------ AVAILABLE DATA ------

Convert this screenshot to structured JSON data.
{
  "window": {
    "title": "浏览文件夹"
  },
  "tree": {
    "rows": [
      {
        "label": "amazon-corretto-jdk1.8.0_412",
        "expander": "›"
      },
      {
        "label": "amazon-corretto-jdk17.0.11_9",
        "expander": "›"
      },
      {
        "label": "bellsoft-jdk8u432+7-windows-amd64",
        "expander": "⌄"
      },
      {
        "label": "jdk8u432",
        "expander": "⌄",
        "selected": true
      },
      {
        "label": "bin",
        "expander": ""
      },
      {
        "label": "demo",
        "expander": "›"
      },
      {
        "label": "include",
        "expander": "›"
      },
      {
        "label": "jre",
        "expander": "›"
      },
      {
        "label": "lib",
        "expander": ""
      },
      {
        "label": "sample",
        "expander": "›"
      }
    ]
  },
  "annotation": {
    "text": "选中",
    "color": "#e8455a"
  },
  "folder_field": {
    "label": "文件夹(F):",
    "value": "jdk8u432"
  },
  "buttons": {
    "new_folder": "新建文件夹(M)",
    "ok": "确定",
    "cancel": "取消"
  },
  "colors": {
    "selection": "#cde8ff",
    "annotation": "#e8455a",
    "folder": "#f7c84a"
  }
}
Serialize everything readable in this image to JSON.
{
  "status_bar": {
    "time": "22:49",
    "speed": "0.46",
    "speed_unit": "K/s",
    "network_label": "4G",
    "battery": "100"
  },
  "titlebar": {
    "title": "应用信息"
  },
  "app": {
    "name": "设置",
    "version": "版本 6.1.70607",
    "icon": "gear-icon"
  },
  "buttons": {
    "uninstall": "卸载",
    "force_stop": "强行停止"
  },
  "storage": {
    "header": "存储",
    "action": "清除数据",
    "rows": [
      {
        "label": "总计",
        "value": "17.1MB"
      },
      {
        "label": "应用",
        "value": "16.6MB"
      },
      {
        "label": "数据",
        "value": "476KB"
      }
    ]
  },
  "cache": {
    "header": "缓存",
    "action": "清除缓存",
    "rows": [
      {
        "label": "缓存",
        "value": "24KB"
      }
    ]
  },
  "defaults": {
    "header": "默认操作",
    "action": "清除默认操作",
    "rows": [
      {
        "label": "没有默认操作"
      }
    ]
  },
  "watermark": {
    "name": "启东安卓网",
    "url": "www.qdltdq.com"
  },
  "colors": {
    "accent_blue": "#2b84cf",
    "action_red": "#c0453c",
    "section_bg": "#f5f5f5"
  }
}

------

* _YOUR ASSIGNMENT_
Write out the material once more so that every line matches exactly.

* _SOLUTION TO THE EXERCISE_
Convert this screenshot to structured JSON data.
{
  "window": {
    "title": "浏览文件夹"
  },
  "tree": {
    "rows": [
      {
        "label": "amazon-corretto-jdk1.8.0_412",
        "expander": "›"
      },
      {
        "label": "amazon-corretto-jdk17.0.11_9",
        "expander": "›"
      },
      {
        "label": "bellsoft-jdk8u432+7-windows-amd64",
        "expander": "⌄"
      },
      {
        "label": "jdk8u432",
        "expander": "⌄",
        "selected": true
      },
      {
        "label": "bin",
        "expander": ""
      },
      {
        "label": "demo",
        "expander": "›"
      },
      {
        "label": "include",
        "expander": "›"
      },
      {
        "label": "jre",
        "expander": "›"
      },
      {
        "label": "lib",
        "expander": ""
      },
      {
        "label": "sample",
        "expander": "›"
      }
    ]
  },
  "annotation": {
    "text": "选中",
    "color": "#e8455a"
  },
  "folder_field": {
    "label": "文件夹(F):",
    "value": "jdk8u432"
  },
  "buttons": {
    "new_folder": "新建文件夹(M)",
    "ok": "确定",
    "cancel": "取消"
  },
  "colors": {
    "selection": "#cde8ff",
    "annotation": "#e8455a",
    "folder": "#f7c84a"
  }
}
Serialize everything readable in this image to JSON.
{
  "status_bar": {
    "time": "22:49",
    "speed": "0.46",
    "speed_unit": "K/s",
    "network_label": "4G",
    "battery": "100"
  },
  "titlebar": {
    "title": "应用信息"
  },
  "app": {
    "name": "设置",
    "version": "版本 6.1.70607",
    "icon": "gear-icon"
  },
  "buttons": {
    "uninstall": "卸载",
    "force_stop": "强行停止"
  },
  "storage": {
    "header": "存储",
    "action": "清除数据",
    "rows": [
      {
        "label": "总计",
        "value": "17.1MB"
      },
      {
        "label": "应用",
        "value": "16.6MB"
      },
      {
        "label": "数据",
        "value": "476KB"
      }
    ]
  },
  "cache": {
    "header": "缓存",
    "action": "清除缓存",
    "rows": [
      {
        "label": "缓存",
        "value": "24KB"
      }
    ]
  },
  "defaults": {
    "header": "默认操作",
    "action": "清除默认操作",
    "rows": [
      {
        "label": "没有默认操作"
      }
    ]
  },
  "watermark": {
    "name": "启东安卓网",
    "url": "www.qdltdq.com"
  },
  "colors": {
    "accent_blue": "#2b84cf",
    "action_red": "#c0453c",
    "section_bg": "#f5f5f5"
  }
}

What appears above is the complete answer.